Before the regularly scheduled Fort Walton Beach City Council meeting on Tuesday, Growth Management Director Chris Frassetti presented a ‘Downtown Master Plan Density & Zoning Presentation’ to the council in a workshop.
- Frassetti gave an overview of options related to potential downtown density increases and the creation of a new MX-3 zoning district, as recommended in the Downtown Master Plan. The city currently has MX-1 and MX-2 mixed-use zoning districts downtown.
The presentation outlined what was being proposed for increased density to allow for more mixed-use developments downtown.
Frassetti explained the process to date on implementing the Downtown Master Plan, including expansion of the downtown design overlay district, a library study, infrastructure master plan, and development of new downtown design guidelines.
- He summarized the recommendations from a July town hall meeting and an August stakeholder meeting with downtown property and business owners to gather feedback on density increase options.

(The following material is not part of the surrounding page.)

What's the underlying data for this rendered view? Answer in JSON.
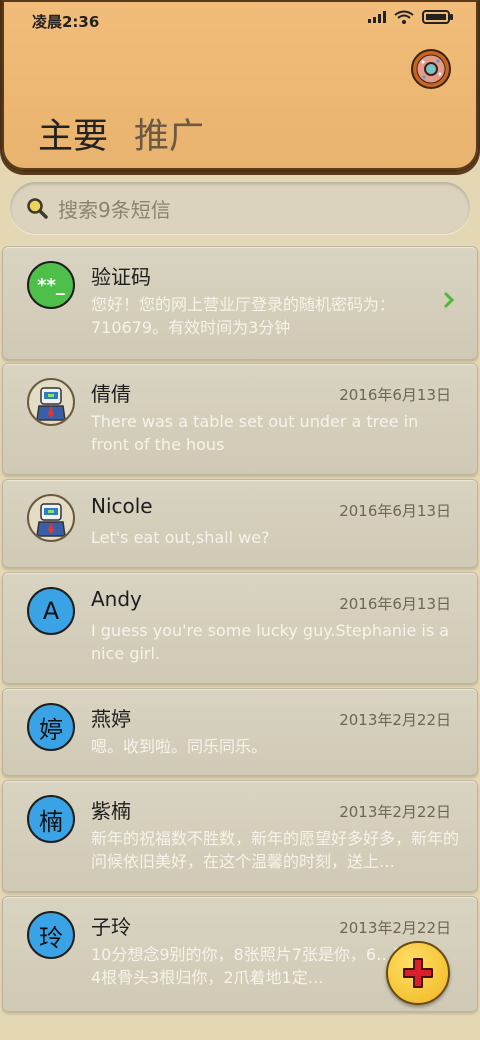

The proposed Downtown Master Plan envisions higher-density than what the current MX-2 zoning allows. For the presentation, Frassetti was only discussing higher density in the red area below:
Frassetti presented 3 options for increasing the MX-2 zoning density of 45 dwelling units per acre:
- Option 1: Base density of 40, max of 60 with bonuses
- Option 2: Base of 60, max of 90 with bonuses
- Option 3: Base of 100, max of 150 with bonuses
A highlight of the workshop was an unexpected conceptual rendering shown from a developer for the vacant corner lot at Perry Ave and Highway 98, site of the old Landmark Center.
The renderings depicted a mixed-use building with commercial space, a 90-100 unit hotel, and market-rate apartments, with attainable housing, according to developer Manoj Chauhan and attorney John Dowd who discussed the very preliminary plans. There is also a parking garage that has been tucked away, but still very much part of the design of the complex.
They said this type of development could drive demand downtown by adding a residential component with all the existing amenities nearby.
While nothing is concrete at the moment, Chauhan told the council that they are potentially targeting residents who can afford $1,700-2,000 per month in rent.
- In discussing the density options, Dowd estimated this proposed project would need around 135 units per acre. So it would likely require Option 3, which allows up to 150 units per acre with bonuses.
They noted the renderings were purely conceptual and no formal application had been submitted yet. It was shown as an example of what could be built if density allowances were increased.
The council took no formal action, as it was an informational workshop to gather feedback on the density proposals.